» **TASK DETAILS**:
Pick out all lines of the entries that include the word "tarafından" and copy them.

Top of RECORDED DATA

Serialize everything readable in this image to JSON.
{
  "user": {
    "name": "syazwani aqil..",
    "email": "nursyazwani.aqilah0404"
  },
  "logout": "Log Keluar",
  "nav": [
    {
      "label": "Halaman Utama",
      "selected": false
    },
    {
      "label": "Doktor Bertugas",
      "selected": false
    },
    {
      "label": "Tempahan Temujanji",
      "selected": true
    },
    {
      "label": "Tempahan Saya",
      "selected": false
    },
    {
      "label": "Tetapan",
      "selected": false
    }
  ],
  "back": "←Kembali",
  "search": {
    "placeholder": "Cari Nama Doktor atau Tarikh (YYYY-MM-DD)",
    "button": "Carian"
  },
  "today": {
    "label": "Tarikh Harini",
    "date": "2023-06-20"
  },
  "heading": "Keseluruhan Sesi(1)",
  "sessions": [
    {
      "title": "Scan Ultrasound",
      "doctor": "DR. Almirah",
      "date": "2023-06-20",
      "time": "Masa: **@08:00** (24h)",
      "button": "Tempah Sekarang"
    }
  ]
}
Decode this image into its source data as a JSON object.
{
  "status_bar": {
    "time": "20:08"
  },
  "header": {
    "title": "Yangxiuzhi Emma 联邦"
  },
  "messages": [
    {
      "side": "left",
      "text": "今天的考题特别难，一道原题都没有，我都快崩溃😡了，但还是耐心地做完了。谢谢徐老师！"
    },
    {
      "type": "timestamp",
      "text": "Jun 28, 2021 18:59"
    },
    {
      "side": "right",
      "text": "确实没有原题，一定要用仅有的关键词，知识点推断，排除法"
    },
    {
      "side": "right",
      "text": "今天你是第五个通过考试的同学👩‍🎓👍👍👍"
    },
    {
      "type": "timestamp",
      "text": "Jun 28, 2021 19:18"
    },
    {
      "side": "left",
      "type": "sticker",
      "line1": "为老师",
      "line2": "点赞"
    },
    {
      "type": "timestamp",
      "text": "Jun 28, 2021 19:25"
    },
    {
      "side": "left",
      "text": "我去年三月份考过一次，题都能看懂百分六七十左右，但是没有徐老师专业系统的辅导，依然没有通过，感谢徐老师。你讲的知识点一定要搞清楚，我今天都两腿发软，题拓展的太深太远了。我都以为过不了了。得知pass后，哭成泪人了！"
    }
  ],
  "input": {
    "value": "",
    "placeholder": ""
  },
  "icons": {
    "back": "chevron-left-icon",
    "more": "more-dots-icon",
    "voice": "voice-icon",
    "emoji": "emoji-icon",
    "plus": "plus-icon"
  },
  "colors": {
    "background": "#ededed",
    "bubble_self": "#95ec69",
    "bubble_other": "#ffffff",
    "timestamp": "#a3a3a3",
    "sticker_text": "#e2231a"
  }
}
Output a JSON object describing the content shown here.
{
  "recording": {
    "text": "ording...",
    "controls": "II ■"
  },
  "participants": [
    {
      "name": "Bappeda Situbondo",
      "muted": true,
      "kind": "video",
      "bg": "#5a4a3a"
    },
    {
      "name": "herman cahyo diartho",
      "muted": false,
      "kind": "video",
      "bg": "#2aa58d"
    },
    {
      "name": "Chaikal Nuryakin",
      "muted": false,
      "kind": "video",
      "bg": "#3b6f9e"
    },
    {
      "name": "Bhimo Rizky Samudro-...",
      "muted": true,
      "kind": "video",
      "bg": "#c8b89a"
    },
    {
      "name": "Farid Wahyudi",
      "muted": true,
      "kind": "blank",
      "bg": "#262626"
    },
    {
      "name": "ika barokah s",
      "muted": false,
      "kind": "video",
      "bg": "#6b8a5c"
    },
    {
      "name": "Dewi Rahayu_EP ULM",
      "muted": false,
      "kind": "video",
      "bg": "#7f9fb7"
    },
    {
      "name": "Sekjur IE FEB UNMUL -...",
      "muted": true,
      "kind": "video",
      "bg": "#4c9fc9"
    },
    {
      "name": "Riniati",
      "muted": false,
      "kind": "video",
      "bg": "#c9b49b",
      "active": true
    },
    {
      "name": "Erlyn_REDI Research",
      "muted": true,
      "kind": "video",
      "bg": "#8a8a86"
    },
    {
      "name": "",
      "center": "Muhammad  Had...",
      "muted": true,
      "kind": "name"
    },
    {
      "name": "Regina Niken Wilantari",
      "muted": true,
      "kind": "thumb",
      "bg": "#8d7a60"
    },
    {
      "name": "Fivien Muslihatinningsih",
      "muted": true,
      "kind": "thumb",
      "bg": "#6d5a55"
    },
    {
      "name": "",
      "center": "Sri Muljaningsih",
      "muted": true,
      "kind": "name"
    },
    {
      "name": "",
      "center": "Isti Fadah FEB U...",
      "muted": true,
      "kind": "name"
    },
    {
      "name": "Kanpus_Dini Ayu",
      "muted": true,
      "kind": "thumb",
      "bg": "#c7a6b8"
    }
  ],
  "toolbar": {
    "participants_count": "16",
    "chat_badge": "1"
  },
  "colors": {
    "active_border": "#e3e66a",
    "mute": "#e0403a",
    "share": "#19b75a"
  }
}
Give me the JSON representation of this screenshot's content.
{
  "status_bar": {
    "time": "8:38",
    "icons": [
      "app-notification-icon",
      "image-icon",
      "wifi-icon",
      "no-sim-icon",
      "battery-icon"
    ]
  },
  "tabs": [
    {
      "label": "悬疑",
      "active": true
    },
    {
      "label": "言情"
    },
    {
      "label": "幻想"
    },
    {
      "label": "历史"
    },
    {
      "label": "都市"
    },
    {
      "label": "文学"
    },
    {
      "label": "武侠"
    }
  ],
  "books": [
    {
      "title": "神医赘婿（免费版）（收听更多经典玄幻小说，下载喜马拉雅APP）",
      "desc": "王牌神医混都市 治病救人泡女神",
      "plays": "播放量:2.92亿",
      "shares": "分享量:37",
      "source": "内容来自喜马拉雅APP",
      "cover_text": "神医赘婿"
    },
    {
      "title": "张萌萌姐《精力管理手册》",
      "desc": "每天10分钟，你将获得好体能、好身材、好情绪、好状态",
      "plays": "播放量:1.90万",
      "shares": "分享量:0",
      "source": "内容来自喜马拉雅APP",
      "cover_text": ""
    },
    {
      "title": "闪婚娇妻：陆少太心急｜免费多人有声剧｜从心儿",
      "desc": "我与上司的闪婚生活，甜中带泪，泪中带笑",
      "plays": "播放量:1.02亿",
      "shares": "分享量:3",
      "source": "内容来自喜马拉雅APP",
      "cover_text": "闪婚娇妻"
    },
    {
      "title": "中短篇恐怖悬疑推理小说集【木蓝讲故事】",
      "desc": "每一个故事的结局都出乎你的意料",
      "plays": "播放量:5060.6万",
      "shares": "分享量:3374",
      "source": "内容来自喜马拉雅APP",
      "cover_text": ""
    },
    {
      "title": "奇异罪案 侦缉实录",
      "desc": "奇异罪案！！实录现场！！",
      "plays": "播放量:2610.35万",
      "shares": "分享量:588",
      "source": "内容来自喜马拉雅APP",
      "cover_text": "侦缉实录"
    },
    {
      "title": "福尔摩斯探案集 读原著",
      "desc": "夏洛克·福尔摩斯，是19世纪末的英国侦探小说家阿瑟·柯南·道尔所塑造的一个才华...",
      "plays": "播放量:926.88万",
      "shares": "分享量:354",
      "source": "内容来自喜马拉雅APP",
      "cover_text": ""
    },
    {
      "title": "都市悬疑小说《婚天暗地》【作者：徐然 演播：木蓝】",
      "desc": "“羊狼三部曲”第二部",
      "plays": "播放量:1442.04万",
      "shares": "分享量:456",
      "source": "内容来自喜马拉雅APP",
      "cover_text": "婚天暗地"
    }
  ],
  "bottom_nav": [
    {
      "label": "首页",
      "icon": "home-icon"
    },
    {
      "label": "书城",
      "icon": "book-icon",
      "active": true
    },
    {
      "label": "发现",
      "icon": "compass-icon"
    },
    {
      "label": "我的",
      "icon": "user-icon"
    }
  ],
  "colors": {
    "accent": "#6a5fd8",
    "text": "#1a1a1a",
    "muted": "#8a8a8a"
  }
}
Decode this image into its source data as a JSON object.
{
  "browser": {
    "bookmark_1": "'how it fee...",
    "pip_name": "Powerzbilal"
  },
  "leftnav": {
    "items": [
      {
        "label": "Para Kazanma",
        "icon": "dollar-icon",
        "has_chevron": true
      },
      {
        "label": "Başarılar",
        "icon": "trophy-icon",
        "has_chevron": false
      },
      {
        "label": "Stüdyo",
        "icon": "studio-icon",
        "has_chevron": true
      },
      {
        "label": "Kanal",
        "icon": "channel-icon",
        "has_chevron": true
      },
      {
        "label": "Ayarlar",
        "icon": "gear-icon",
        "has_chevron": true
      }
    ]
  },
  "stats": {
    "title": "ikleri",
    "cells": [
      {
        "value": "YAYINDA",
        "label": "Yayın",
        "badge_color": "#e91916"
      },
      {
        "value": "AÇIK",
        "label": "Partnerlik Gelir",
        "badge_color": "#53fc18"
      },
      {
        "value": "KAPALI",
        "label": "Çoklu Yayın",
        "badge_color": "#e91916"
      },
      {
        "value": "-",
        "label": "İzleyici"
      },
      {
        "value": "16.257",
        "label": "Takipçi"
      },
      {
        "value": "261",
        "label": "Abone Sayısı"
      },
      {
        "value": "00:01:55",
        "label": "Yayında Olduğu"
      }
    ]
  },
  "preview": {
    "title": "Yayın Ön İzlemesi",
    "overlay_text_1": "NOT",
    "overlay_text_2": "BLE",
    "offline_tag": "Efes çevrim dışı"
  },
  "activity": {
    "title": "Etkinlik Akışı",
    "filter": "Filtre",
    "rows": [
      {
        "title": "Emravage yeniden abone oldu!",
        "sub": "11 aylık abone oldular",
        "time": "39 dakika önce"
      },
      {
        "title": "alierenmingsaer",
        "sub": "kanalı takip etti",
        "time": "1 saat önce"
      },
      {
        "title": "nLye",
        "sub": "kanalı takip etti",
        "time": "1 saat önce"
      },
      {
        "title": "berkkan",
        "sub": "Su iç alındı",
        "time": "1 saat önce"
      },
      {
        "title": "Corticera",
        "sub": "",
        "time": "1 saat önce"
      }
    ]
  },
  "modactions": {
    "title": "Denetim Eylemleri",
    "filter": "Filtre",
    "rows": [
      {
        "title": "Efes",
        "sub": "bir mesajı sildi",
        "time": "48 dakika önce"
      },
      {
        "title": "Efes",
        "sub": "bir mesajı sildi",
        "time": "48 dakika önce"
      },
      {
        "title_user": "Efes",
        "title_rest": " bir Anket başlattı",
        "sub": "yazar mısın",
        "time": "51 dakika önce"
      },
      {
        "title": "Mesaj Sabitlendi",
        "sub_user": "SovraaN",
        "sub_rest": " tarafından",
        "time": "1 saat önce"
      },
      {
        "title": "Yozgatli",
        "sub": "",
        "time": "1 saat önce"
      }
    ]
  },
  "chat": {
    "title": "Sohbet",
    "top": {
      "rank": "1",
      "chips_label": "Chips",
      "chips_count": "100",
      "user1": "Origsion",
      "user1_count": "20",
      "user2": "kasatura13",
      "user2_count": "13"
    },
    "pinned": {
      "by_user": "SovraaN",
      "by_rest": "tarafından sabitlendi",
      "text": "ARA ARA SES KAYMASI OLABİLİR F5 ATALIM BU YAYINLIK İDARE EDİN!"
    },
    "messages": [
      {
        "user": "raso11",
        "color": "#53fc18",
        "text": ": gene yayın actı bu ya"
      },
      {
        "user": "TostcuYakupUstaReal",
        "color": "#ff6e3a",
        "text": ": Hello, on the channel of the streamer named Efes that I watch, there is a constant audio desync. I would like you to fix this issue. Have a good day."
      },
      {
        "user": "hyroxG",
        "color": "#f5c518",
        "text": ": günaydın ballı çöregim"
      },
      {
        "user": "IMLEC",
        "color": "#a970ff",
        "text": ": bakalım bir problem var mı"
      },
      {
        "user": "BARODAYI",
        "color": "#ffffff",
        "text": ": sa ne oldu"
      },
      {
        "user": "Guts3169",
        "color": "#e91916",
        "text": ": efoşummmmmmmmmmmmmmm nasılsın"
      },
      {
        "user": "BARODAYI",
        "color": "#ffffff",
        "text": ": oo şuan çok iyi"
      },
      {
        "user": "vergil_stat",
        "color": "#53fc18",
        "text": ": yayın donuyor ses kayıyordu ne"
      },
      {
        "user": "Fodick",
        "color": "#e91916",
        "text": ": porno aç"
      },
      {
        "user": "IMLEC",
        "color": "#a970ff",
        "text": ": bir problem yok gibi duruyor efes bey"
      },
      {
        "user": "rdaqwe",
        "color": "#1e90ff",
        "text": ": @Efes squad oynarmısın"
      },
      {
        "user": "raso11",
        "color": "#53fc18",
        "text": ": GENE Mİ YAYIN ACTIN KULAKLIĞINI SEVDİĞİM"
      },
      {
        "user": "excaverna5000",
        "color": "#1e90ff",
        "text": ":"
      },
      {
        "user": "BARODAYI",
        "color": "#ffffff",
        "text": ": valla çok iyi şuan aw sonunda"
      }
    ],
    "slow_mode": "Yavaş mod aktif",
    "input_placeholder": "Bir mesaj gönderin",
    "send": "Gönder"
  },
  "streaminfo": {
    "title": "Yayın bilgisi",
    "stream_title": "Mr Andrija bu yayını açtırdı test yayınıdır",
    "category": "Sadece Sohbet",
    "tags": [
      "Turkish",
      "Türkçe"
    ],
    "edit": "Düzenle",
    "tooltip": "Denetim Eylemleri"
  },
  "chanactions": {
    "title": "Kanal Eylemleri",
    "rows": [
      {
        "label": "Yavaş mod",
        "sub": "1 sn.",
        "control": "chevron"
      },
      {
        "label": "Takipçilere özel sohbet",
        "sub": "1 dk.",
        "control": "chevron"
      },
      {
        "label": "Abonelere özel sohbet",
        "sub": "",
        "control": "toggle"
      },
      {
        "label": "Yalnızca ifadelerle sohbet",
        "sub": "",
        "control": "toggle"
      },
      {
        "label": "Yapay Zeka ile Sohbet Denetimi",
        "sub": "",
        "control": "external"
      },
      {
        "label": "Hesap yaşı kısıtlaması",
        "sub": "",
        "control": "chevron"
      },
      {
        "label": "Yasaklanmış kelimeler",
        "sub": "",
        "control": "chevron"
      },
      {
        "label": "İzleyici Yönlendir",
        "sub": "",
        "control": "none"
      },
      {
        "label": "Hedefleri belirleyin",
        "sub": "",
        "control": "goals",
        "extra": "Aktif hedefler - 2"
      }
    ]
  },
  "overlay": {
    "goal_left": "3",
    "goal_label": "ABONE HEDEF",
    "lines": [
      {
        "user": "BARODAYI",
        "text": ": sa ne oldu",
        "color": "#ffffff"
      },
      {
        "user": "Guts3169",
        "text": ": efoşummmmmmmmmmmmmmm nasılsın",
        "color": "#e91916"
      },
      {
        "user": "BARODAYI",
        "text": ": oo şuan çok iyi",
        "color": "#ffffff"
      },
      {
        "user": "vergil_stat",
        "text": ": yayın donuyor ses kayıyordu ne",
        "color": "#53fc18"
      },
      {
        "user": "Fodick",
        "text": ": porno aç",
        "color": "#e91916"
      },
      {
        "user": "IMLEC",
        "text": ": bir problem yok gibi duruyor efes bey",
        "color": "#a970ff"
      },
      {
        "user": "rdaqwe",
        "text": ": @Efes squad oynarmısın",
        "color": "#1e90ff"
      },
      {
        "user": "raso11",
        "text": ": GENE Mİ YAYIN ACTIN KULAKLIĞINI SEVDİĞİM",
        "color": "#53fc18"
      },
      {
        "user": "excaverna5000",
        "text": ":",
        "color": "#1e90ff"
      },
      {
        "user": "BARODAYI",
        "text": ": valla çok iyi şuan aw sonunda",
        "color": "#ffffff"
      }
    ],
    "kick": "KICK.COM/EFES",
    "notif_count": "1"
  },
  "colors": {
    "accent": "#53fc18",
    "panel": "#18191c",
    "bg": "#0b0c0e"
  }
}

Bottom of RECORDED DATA

» **TASK RESULT**:
        "sub_rest": " tarafından",
      "by_rest": "tarafından sabitlendi",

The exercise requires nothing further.